How would Terry know, as the one student claimed, that "people talk back and forth to each other" since the instructor wasn't privy to any more of students' private or small group discourse than I was? What measurements of "participation" would Terry use? And, what measurements of "non-participation"?
"It's so hard, you know, this grading thing," Terry said in an interview in the early part of the semester. "I mean, it's all such an individual thing. I look and I look at it, like, 'Well, they didn't introduce themselves, so what should I do?' OK, that's like a minus. Well, how much of a minus? Well, then he or she did participate in this really well. Then OK, so that kind of tilts the scale and--that's how I do it." Terry would look for "trends" over the semester, rather than planning each point in grading ahead of time and counting "participation" in terms of numbers and lengths of e-mail.
Much of the "silence," from Terry's perspective, was to be expected and planned for, based on the experience the previous year. "I think if I hadn't done this in [the] course last spring, I would think something's wrong. See, it depends on how you measure things." The "measuring stick" was the on-line course where Terry had been a "lurker," before either teaching experience had occurred. The people who had participated--all undergraduates, from "all over the world"--were "very much into writing and reading," Terry said. So I went from there to the [co-taught] course and it was like, 'Uh! What happened?' And then I thought, 'Well, these are business students, you know, a different mentality. They're terrified of technology.
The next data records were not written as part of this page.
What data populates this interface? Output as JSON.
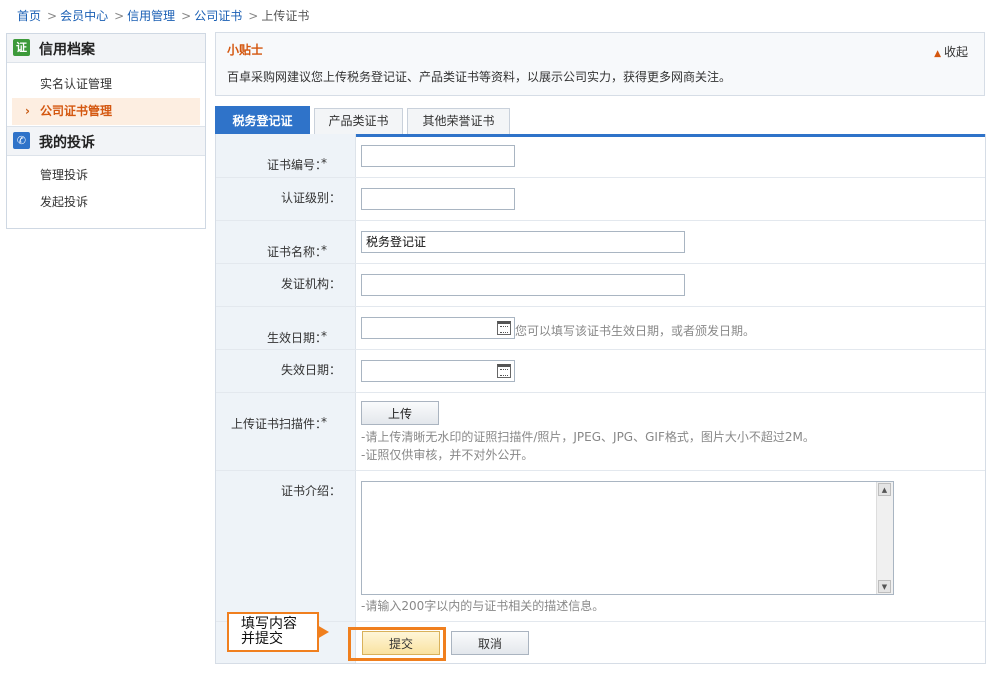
{
  "breadcrumb": {
    "items": [
      "首页",
      "会员中心",
      "信用管理",
      "公司证书"
    ],
    "current": "上传证书",
    "separator": ">"
  },
  "sidebar": {
    "section1": {
      "icon_char": "证",
      "title": "信用档案",
      "items": [
        "实名认证管理",
        "公司证书管理"
      ],
      "active_index": 1
    },
    "section2": {
      "icon_char": "📞",
      "title": "我的投诉",
      "items": [
        "管理投诉",
        "发起投诉"
      ]
    }
  },
  "tips": {
    "title": "小贴士",
    "text": "百卓采购网建议您上传税务登记证、产品类证书等资料，以展示公司实力，获得更多网商关注。",
    "collapse_label": "收起"
  },
  "tabs": [
    "税务登记证",
    "产品类证书",
    "其他荣誉证书"
  ],
  "active_tab": 0,
  "form": {
    "cert_no_label": "证书编号：",
    "level_label": "认证级别：",
    "name_label": "证书名称：",
    "name_value": "税务登记证",
    "issuer_label": "发证机构：",
    "effective_label": "生效日期：",
    "effective_hint": "您可以填写该证书生效日期，或者颁发日期。",
    "expire_label": "失效日期：",
    "upload_label": "上传证书扫描件：",
    "upload_button": "上传",
    "upload_hint1": "-请上传清晰无水印的证照扫描件/照片，JPEG、JPG、GIF格式，图片大小不超过2M。",
    "upload_hint2": "-证照仅供审核，并不对外公开。",
    "intro_label": "证书介绍：",
    "intro_hint": "-请输入200字以内的与证书相关的描述信息。",
    "required_mark": "*",
    "submit_label": "提交",
    "cancel_label": "取消"
  },
  "callout": {
    "line1": "填写内容",
    "line2": "并提交"
  },
  "colors": {
    "accent": "#2f73c9",
    "highlight": "#f07f1e",
    "required": "#e22222"
  }
}
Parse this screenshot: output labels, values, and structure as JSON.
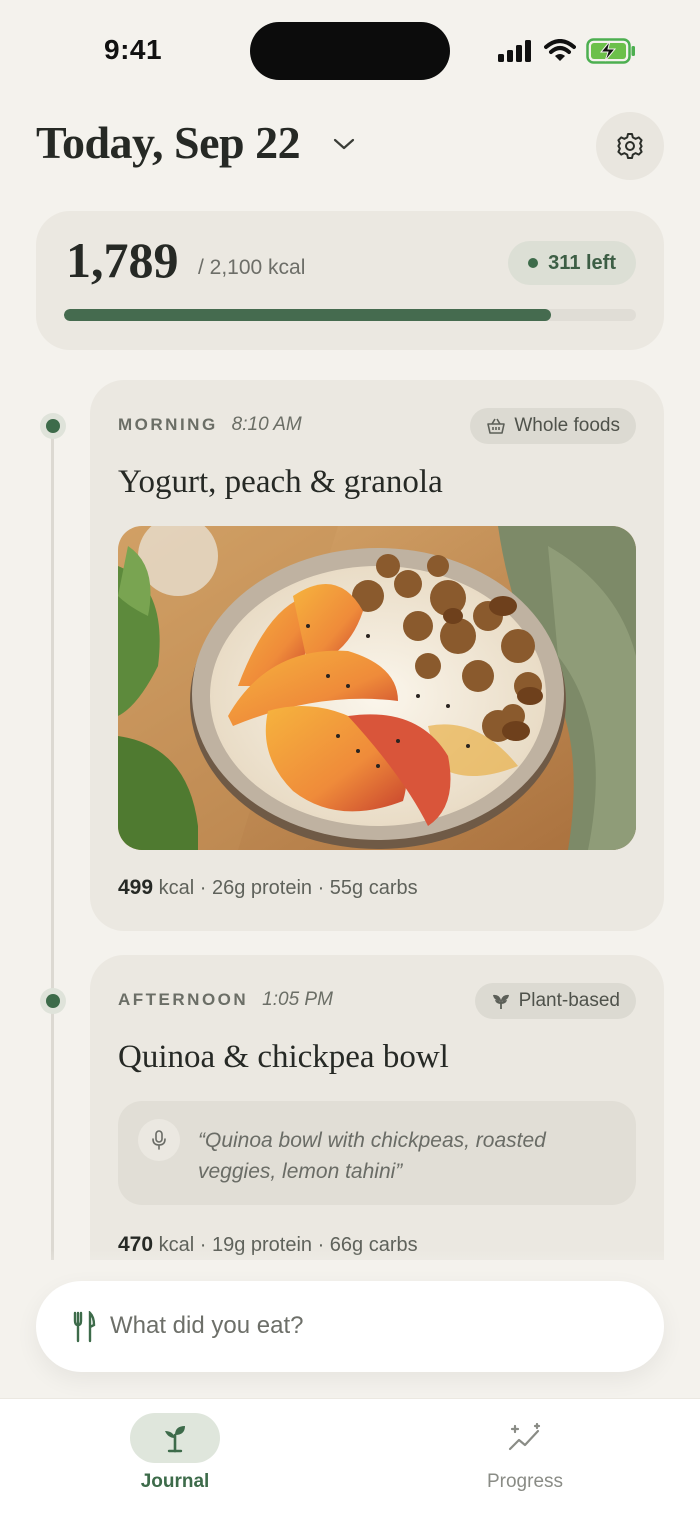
{
  "status_bar": {
    "time": "9:41"
  },
  "header": {
    "date_title": "Today, Sep 22"
  },
  "calories": {
    "consumed": "1,789",
    "goal_text": "/ 2,100 kcal",
    "left_label": "311 left",
    "progress_fraction": 0.852
  },
  "meals": [
    {
      "period": "MORNING",
      "time": "8:10 AM",
      "tag": "Whole foods",
      "tag_icon": "basket-icon",
      "title": "Yogurt, peach & granola",
      "kcal": "499",
      "macros_rest": "kcal · 26g protein · 55g carbs"
    },
    {
      "period": "AFTERNOON",
      "time": "1:05 PM",
      "tag": "Plant-based",
      "tag_icon": "sprout-icon",
      "title": "Quinoa & chickpea bowl",
      "voice_note": "“Quinoa bowl with chickpeas, roasted veggies, lemon tahini”",
      "kcal": "470",
      "macros_rest": "kcal · 19g protein · 66g carbs"
    }
  ],
  "input": {
    "placeholder": "What did you eat?"
  },
  "tabs": [
    {
      "label": "Journal",
      "icon": "sprout-icon",
      "active": true
    },
    {
      "label": "Progress",
      "icon": "sparkle-chart-icon",
      "active": false
    }
  ],
  "colors": {
    "accent": "#3d6b4a",
    "background": "#f4f2ed",
    "card": "#ebe8e1"
  }
}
And you look at all these variables, and say, 'Hmmm.' So, now when I'm doing it, I remember all of that, and I think, 'Well, we got them on-line and joking and saying things about themselves'.
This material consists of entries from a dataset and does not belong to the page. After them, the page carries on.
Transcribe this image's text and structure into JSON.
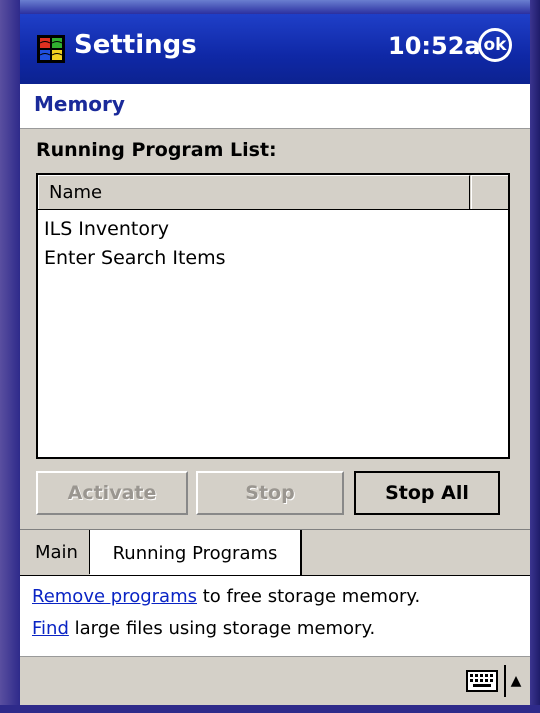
{
  "titlebar": {
    "app_title": "Settings",
    "clock": "10:52a",
    "ok_label": "ok",
    "start_icon": "windows-flag-icon"
  },
  "page": {
    "title": "Memory"
  },
  "running_programs": {
    "section_label": "Running Program List:",
    "column_name": "Name",
    "items": [
      "ILS Inventory",
      "Enter Search Items"
    ]
  },
  "buttons": {
    "activate": "Activate",
    "stop": "Stop",
    "stop_all": "Stop All"
  },
  "tabs": [
    {
      "label": "Main",
      "selected": false
    },
    {
      "label": "Running Programs",
      "selected": true
    }
  ],
  "links": {
    "remove_link": "Remove programs",
    "remove_rest": " to free storage memory.",
    "find_link": "Find",
    "find_rest": " large files using storage memory."
  },
  "menubar": {
    "keyboard_icon": "keyboard-icon",
    "sip_arrow": "▲"
  },
  "colors": {
    "titlebar": "#0f28a6",
    "page_title": "#1a2a9a",
    "link": "#0a24c4",
    "panel": "#d4d0c8"
  }
}
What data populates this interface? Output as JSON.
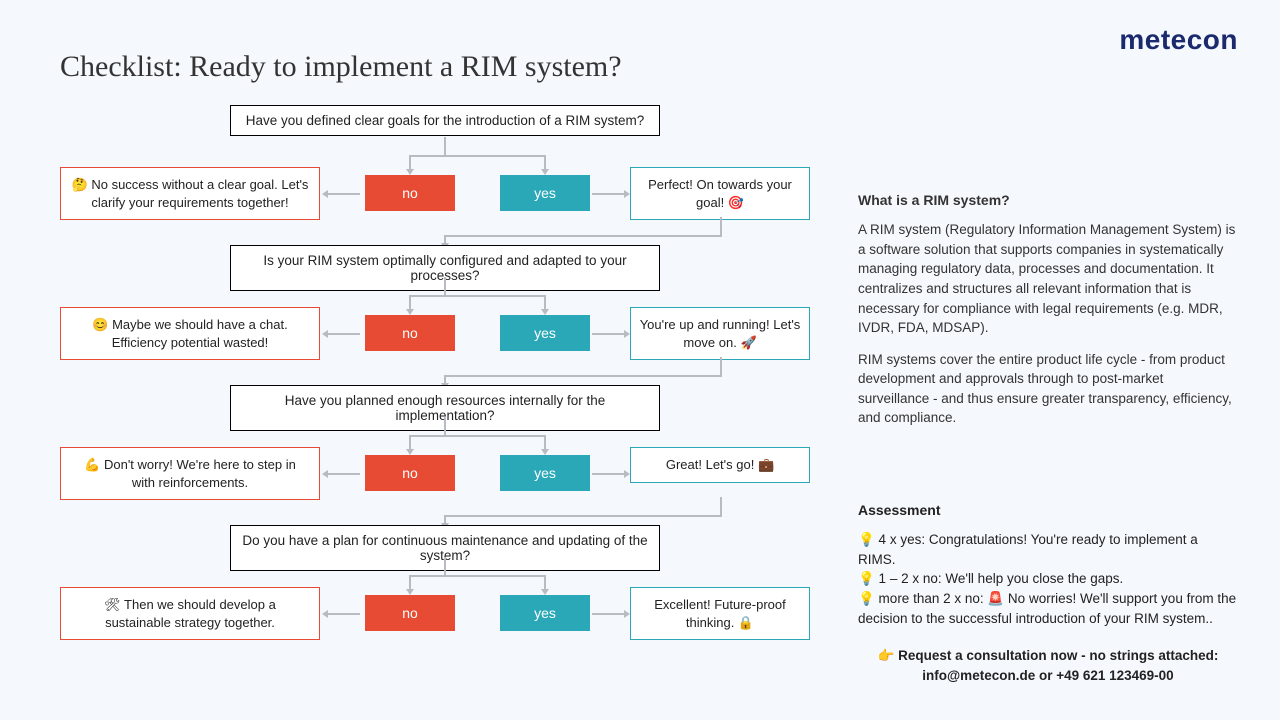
{
  "logo": "metecon",
  "title": "Checklist: Ready to implement a RIM system?",
  "labels": {
    "no": "no",
    "yes": "yes"
  },
  "questions": [
    {
      "q": "Have you defined clear goals for the introduction of a RIM system?",
      "no": "🤔 No success without a clear goal. Let's clarify your requirements together!",
      "yes": "Perfect! On towards your goal! 🎯"
    },
    {
      "q": "Is your RIM system optimally configured and adapted to your processes?",
      "no": "😊 Maybe we should have a chat. Efficiency potential wasted!",
      "yes": "You're up and running! Let's move on. 🚀"
    },
    {
      "q": "Have you planned enough resources internally for the implementation?",
      "no": "💪 Don't worry! We're here to step in with reinforcements.",
      "yes": "Great! Let's go! 💼"
    },
    {
      "q": "Do you have a plan for continuous maintenance and updating of the system?",
      "no": "🛠 Then we should develop a sustainable strategy together.",
      "yes": "Excellent! Future-proof thinking. 🔒"
    }
  ],
  "sidebar": {
    "heading": "What is a RIM system?",
    "p1": "A RIM system (Regulatory Information Management System) is a software solution that supports companies in systematically managing regulatory data, processes and documentation. It centralizes and structures all relevant information that is necessary for compliance with legal requirements (e.g. MDR, IVDR, FDA, MDSAP).",
    "p2": "RIM systems cover the entire product life cycle - from product development and approvals through to post-market surveillance - and thus ensure greater transparency, efficiency, and compliance."
  },
  "assessment": {
    "heading": "Assessment",
    "l1": "💡 4 x yes: Congratulations! You're ready to implement a RIMS.",
    "l2": "💡 1 – 2 x no: We'll help you close the gaps.",
    "l3": "💡 more than 2 x no: 🚨 No worries! We'll support you from the decision to the successful introduction of your RIM system..",
    "cta1": "👉 Request a consultation now - no strings attached:",
    "cta2": "info@metecon.de or +49 621 123469-00"
  }
}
The sheer fact that all the students had gotten e-mail accounts, most of them had introduced themselves online, and some had even "interacted" represented "success" at that point in the semester, Terry said, when compared to the previous year's experience.